What is expected — When the word "remaining" shows up in a line of the data below, copy that whole line.

Dataset records
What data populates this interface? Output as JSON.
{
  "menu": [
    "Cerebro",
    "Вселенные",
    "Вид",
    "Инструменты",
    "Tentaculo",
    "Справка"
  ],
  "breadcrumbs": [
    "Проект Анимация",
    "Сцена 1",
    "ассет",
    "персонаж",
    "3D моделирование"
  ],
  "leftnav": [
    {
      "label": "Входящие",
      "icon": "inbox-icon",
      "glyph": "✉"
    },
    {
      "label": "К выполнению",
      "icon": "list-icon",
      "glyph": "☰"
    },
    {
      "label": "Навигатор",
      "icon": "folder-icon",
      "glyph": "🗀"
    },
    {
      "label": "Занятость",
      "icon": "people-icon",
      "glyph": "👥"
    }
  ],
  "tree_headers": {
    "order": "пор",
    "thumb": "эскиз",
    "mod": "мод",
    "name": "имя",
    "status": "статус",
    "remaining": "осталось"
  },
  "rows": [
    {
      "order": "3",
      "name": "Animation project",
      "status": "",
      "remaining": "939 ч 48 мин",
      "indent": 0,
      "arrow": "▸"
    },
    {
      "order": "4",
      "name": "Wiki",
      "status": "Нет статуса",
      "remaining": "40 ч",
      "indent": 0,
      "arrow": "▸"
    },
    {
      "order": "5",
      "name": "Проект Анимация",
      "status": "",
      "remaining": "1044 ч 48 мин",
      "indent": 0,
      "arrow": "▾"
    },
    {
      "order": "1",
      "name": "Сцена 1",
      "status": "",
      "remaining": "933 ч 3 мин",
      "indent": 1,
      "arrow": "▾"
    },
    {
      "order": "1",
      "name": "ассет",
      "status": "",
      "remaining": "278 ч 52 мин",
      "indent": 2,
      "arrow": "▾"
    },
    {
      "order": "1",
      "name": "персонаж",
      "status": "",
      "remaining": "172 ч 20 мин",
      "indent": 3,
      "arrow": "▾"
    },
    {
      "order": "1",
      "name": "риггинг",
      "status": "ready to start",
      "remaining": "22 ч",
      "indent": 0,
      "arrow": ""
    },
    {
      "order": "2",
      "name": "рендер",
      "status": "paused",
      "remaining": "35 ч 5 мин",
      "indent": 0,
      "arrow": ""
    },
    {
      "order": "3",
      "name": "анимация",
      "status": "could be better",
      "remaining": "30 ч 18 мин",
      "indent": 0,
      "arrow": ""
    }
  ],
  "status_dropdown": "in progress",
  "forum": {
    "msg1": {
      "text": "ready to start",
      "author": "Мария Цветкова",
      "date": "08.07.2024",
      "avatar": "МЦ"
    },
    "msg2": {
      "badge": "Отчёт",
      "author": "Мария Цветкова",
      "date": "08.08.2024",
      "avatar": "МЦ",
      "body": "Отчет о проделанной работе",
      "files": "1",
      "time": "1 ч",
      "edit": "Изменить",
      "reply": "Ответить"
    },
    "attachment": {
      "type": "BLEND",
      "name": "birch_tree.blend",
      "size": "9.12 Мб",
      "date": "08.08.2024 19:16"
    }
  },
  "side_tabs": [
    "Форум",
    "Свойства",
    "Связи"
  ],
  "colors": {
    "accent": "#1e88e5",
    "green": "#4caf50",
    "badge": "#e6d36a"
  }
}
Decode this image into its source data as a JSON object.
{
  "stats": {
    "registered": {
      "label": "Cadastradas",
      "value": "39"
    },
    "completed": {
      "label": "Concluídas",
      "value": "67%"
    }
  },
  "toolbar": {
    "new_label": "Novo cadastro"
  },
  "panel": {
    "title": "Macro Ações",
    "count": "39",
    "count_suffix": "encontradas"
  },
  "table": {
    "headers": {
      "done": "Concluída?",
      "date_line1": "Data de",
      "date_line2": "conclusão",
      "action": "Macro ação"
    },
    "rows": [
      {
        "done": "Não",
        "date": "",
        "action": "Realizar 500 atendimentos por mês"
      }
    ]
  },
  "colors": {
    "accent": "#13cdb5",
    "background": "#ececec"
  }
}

Solution below —
    "remaining": "осталось"
      "remaining": "939 ч 48 мин",
      "remaining": "40 ч",
      "remaining": "1044 ч 48 мин",
      "remaining": "933 ч 3 мин",
      "remaining": "278 ч 52 мин",
      "remaining": "172 ч 20 мин",
      "remaining": "22 ч",
      "remaining": "35 ч 5 мин",
      "remaining": "30 ч 18 мин",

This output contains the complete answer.